The law, the courts and ASIC will ultimately have to try to avoid a circumstance of there being no liquidator of an insolvent company. There is no Official Trustee in Bankruptcy to take appointments by default: see s 160 Bankruptcy Act. There should be.
One existing avenue, referred to earlier, is that ASIC itself may “order” that a company be wound up, under s 489EA of the Corporations Act, on broad criteria. Liquidators appointed are paid an agreed fee by ASIC. That may not be enough for many. ASIC may find it needs to exercise that power more, and pay more.
The ultimate outcome of the removal of the position of official liquidator may be that the costs of putting many a company into compulsory liquidation will be payable by its creditors or the regulators; not directly by the profession. If that causes public or policy consternation, then there are a number of options:
- a reduction in the work required of a liquidator in winding up a company, by way of streamlined technology based processes, or a more streamlined process for smaller companies;
- removal or reduction of the investigative tasks of a liquidator, or clearer delineation of the liquidator’s public and private role;[xi]
- the creation of a government liquidator, or an addition to the responsibilities of the Official Trustee in Bankruptcy; and, overall,
- the modernisation of what still remains in parts a 20th and even 19th century insolvency regime.
- the ‘filing fee’ for voluntary liquidations – that is, the cost for members and directors putting their company into liquidation. While the government has rejected a $120 filing fee for debtors wanting to go bankrupt, it remains committed to imposing on company owners a fee of upwards of $10,000 to put their company into liquidation;
- creditors overriding a court’s decision to appoint a liquidator – while the ILRA 2016 will extend the power to remove a liquidator to corporate creditors, including one appointed by the court, the Act’s limited attention to the potential for abuse of the process may cause problems.
Australian Insolvency Management Practice
Readers will notice that the Practice is well progressed on being updated with the new law, along with commentary and guidance.
Any questions or comments about this article, or on the new law, or the Practice generally, can be directed to Michael Murray at firstname.lastname@example.org

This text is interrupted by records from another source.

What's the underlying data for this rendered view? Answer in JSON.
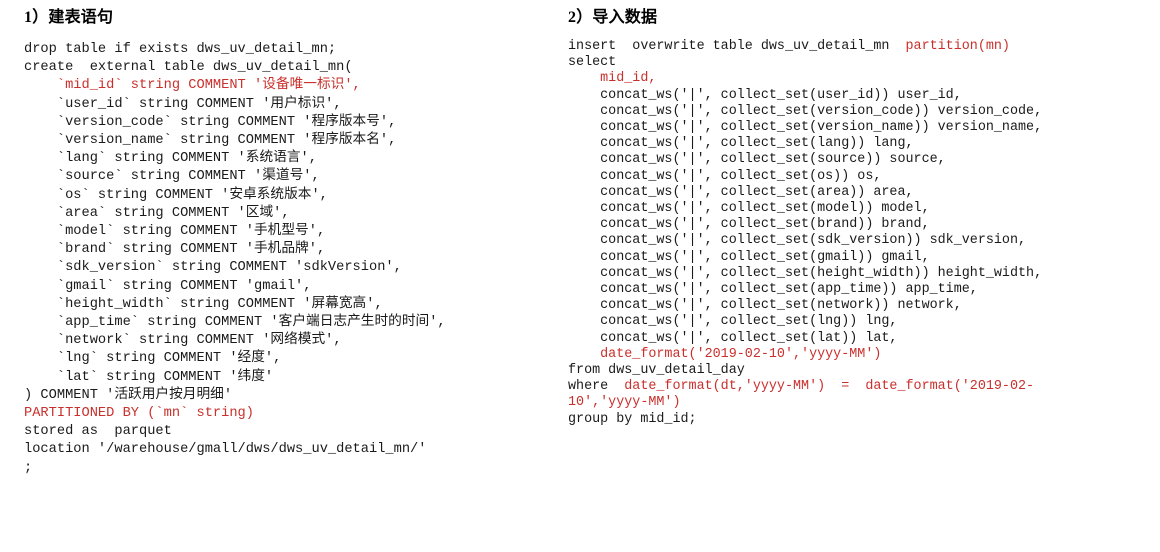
{
  "left": {
    "heading": "1）建表语句",
    "code_lines": [
      {
        "text": "drop table if exists dws_uv_detail_mn;",
        "color": "black"
      },
      {
        "text": "create  external table dws_uv_detail_mn(",
        "color": "black"
      },
      {
        "text": "    `mid_id` string COMMENT '设备唯一标识',",
        "color": "red"
      },
      {
        "text": "    `user_id` string COMMENT '用户标识',",
        "color": "black"
      },
      {
        "text": "    `version_code` string COMMENT '程序版本号',",
        "color": "black"
      },
      {
        "text": "    `version_name` string COMMENT '程序版本名',",
        "color": "black"
      },
      {
        "text": "    `lang` string COMMENT '系统语言',",
        "color": "black"
      },
      {
        "text": "    `source` string COMMENT '渠道号',",
        "color": "black"
      },
      {
        "text": "    `os` string COMMENT '安卓系统版本',",
        "color": "black"
      },
      {
        "text": "    `area` string COMMENT '区域',",
        "color": "black"
      },
      {
        "text": "    `model` string COMMENT '手机型号',",
        "color": "black"
      },
      {
        "text": "    `brand` string COMMENT '手机品牌',",
        "color": "black"
      },
      {
        "text": "    `sdk_version` string COMMENT 'sdkVersion',",
        "color": "black"
      },
      {
        "text": "    `gmail` string COMMENT 'gmail',",
        "color": "black"
      },
      {
        "text": "    `height_width` string COMMENT '屏幕宽高',",
        "color": "black"
      },
      {
        "text": "    `app_time` string COMMENT '客户端日志产生时的时间',",
        "color": "black"
      },
      {
        "text": "    `network` string COMMENT '网络模式',",
        "color": "black"
      },
      {
        "text": "    `lng` string COMMENT '经度',",
        "color": "black"
      },
      {
        "text": "    `lat` string COMMENT '纬度'",
        "color": "black"
      },
      {
        "text": ") COMMENT '活跃用户按月明细'",
        "color": "black"
      },
      {
        "text": "PARTITIONED BY (`mn` string)",
        "color": "red"
      },
      {
        "text": "stored as  parquet",
        "color": "black"
      },
      {
        "text": "location '/warehouse/gmall/dws/dws_uv_detail_mn/'",
        "color": "black"
      },
      {
        "text": ";",
        "color": "black"
      }
    ]
  },
  "right": {
    "heading": "2）导入数据",
    "code_lines": [
      {
        "segments": [
          {
            "t": "insert  overwrite table dws_uv_detail_mn  ",
            "c": "black"
          },
          {
            "t": "partition(mn)",
            "c": "red"
          }
        ]
      },
      {
        "segments": [
          {
            "t": "select",
            "c": "black"
          }
        ]
      },
      {
        "segments": [
          {
            "t": "    mid_id,",
            "c": "red"
          }
        ]
      },
      {
        "segments": [
          {
            "t": "    concat_ws('|', collect_set(user_id)) user_id,",
            "c": "black"
          }
        ]
      },
      {
        "segments": [
          {
            "t": "    concat_ws('|', collect_set(version_code)) version_code,",
            "c": "black"
          }
        ]
      },
      {
        "segments": [
          {
            "t": "    concat_ws('|', collect_set(version_name)) version_name,",
            "c": "black"
          }
        ]
      },
      {
        "segments": [
          {
            "t": "    concat_ws('|', collect_set(lang)) lang,",
            "c": "black"
          }
        ]
      },
      {
        "segments": [
          {
            "t": "    concat_ws('|', collect_set(source)) source,",
            "c": "black"
          }
        ]
      },
      {
        "segments": [
          {
            "t": "    concat_ws('|', collect_set(os)) os,",
            "c": "black"
          }
        ]
      },
      {
        "segments": [
          {
            "t": "    concat_ws('|', collect_set(area)) area,",
            "c": "black"
          }
        ]
      },
      {
        "segments": [
          {
            "t": "    concat_ws('|', collect_set(model)) model,",
            "c": "black"
          }
        ]
      },
      {
        "segments": [
          {
            "t": "    concat_ws('|', collect_set(brand)) brand,",
            "c": "black"
          }
        ]
      },
      {
        "segments": [
          {
            "t": "    concat_ws('|', collect_set(sdk_version)) sdk_version,",
            "c": "black"
          }
        ]
      },
      {
        "segments": [
          {
            "t": "    concat_ws('|', collect_set(gmail)) gmail,",
            "c": "black"
          }
        ]
      },
      {
        "segments": [
          {
            "t": "    concat_ws('|', collect_set(height_width)) height_width,",
            "c": "black"
          }
        ]
      },
      {
        "segments": [
          {
            "t": "    concat_ws('|', collect_set(app_time)) app_time,",
            "c": "black"
          }
        ]
      },
      {
        "segments": [
          {
            "t": "    concat_ws('|', collect_set(network)) network,",
            "c": "black"
          }
        ]
      },
      {
        "segments": [
          {
            "t": "    concat_ws('|', collect_set(lng)) lng,",
            "c": "black"
          }
        ]
      },
      {
        "segments": [
          {
            "t": "    concat_ws('|', collect_set(lat)) lat,",
            "c": "black"
          }
        ]
      },
      {
        "segments": [
          {
            "t": "    date_format('2019-02-10','yyyy-MM')",
            "c": "red"
          }
        ]
      },
      {
        "segments": [
          {
            "t": "from dws_uv_detail_day",
            "c": "black"
          }
        ]
      },
      {
        "segments": [
          {
            "t": "where  ",
            "c": "black"
          },
          {
            "t": "date_format(dt,'yyyy-MM')  =  date_format('2019-02-",
            "c": "red"
          }
        ]
      },
      {
        "segments": [
          {
            "t": "10','yyyy-MM')",
            "c": "red"
          }
        ]
      },
      {
        "segments": [
          {
            "t": "group by mid_id;",
            "c": "black"
          }
        ]
      }
    ]
  },
  "colors": {
    "text": "#1a1a1a",
    "accent_red": "#c9302c",
    "background": "#ffffff"
  }
}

[i] The first was The Insolvency Law Reform Act 2016 – not a racehorse but a camel, 10 May 2016.
[ii] Information recorded in Brian Cassidy Electrical Industries Pty Ltd (No 2) (1984) 2 ACLC 654. The history of the A and B lists is explained in that judgment. See also “What’s in a name? Is it official?”  2 A Insol J 4, David Cowling.

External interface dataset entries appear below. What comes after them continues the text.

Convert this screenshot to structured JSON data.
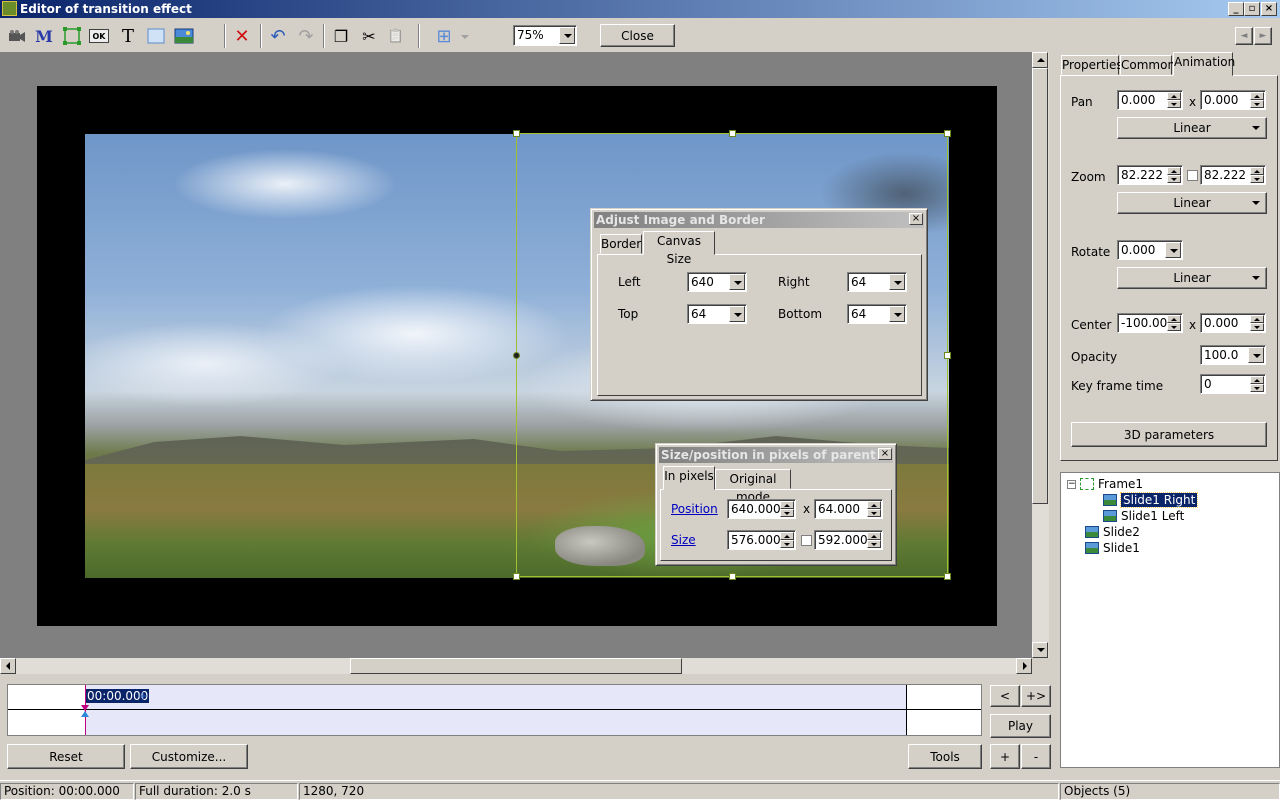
{
  "window": {
    "title": "Editor of transition effect",
    "min": "_",
    "max": "▫",
    "close": "×"
  },
  "toolbar": {
    "zoom_value": "75%",
    "close_label": "Close",
    "m_glyph": "M",
    "t_glyph": "T",
    "ok_glyph": "OK",
    "delete_glyph": "✕",
    "undo_glyph": "↶",
    "redo_glyph": "↷",
    "copy_glyph": "❐",
    "cut_glyph": "✂",
    "paste_glyph": "📋",
    "grid_glyph": "⊞",
    "nav_left": "◄",
    "nav_right": "►"
  },
  "adjust_dialog": {
    "title": "Adjust Image and Border",
    "tabs": [
      "Border",
      "Canvas Size"
    ],
    "left_label": "Left",
    "left_value": "640",
    "right_label": "Right",
    "right_value": "64",
    "top_label": "Top",
    "top_value": "64",
    "bottom_label": "Bottom",
    "bottom_value": "64"
  },
  "size_dialog": {
    "title": "Size/position in pixels of parent",
    "tabs": [
      "In pixels",
      "Original mode"
    ],
    "position_label": "Position",
    "position_x": "640.000",
    "position_y": "64.000",
    "size_label": "Size",
    "size_w": "576.000",
    "size_h": "592.000",
    "x_sep": "x"
  },
  "right_panel": {
    "tabs": [
      "Properties",
      "Common",
      "Animation"
    ],
    "pan_label": "Pan",
    "pan_x": "0.000",
    "pan_y": "0.000",
    "pan_mode": "Linear",
    "zoom_label": "Zoom",
    "zoom_x": "82.222",
    "zoom_y": "82.222",
    "zoom_mode": "Linear",
    "rotate_label": "Rotate",
    "rotate_value": "0.000",
    "rotate_mode": "Linear",
    "center_label": "Center",
    "center_x": "-100.000",
    "center_y": "0.000",
    "opacity_label": "Opacity",
    "opacity_value": "100.0",
    "keyframe_label": "Key frame time",
    "keyframe_value": "0",
    "params_button": "3D parameters",
    "x_sep": "x"
  },
  "tree": {
    "items": [
      {
        "label": "Frame1"
      },
      {
        "label": "Slide1 Right"
      },
      {
        "label": "Slide1 Left"
      },
      {
        "label": "Slide2"
      },
      {
        "label": "Slide1"
      }
    ],
    "expand_glyph": "−"
  },
  "timeline": {
    "time": "00:00.000",
    "plus_marker": "+"
  },
  "controls": {
    "prev": "<",
    "next": "+>",
    "play": "Play",
    "reset": "Reset",
    "customize": "Customize...",
    "tools": "Tools",
    "add": "+",
    "remove": "-"
  },
  "status": {
    "position": "Position:  00:00.000",
    "duration": "Full duration:  2.0 s",
    "resolution": "1280, 720",
    "objects": "Objects (5)"
  }
}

[iii] Information Sheet 59(INFO 59); RG 186 External administration: Liquidator registration
[iv] And other comparable sections for other types of administrations.

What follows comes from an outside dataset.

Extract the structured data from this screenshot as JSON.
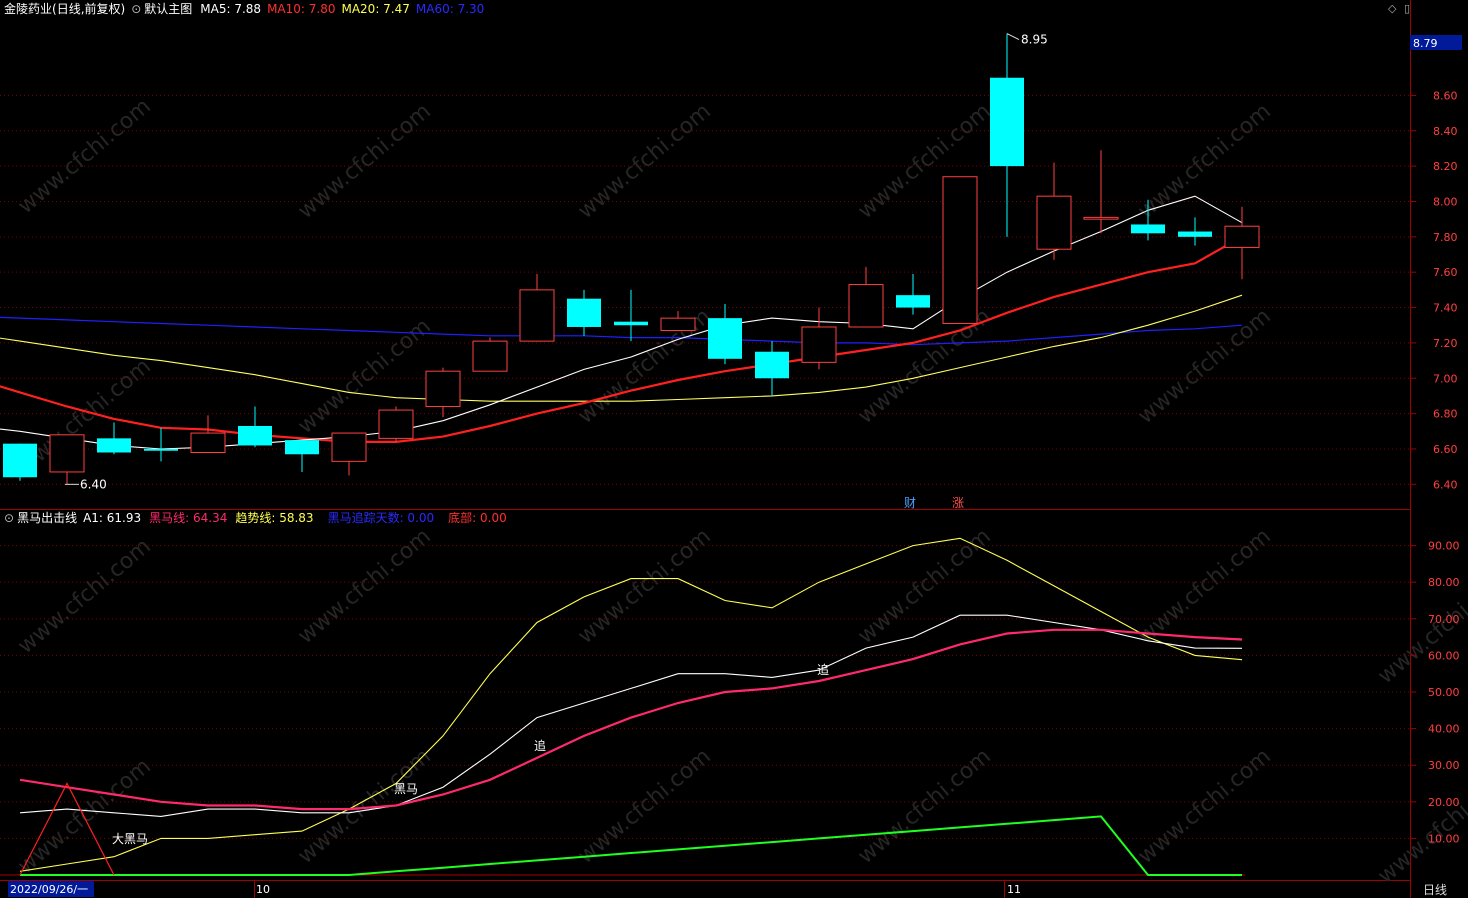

[v] See An analysis of official liquidations in Australia, Amanda Phillips (now Coneyworth), IPA (now ARITA) Terry Taylor Scholarship, February 2013, and her recommendations.
[vi] Worth the cost? Insolvency Practitioners’ fees: corporate insolvency, R3, The Association of Business Recovery Professionals, UK.
[vii] There is little analysis of how the costs of unremunerated work is recouped.
[ix] Perhaps unintentionally consistent with the policy of United States bankruptcy law to limit the right of an individual creditor to petition for bankruptcy: see Involuntary Bankruptcy as Debt Collection: Multi-Jurisdictional Lessons in Choosing the Right Tool for the Job, (2013) 87 American Bankruptcy Law Journal 123, J Kilborn and A Walters.
[x] The Protection of Employee Entitlements in Insolvency, An Australian Perspective, Professor Helen Anderson, Melbourne University Press, 2014, p 186.
[xi] See What do we expect of insolvency and of insolvency practitioners?, J Harris and M Murray, paper presented at the INSOL Academics’ Colloquium, The Hague 18-19 May 2013.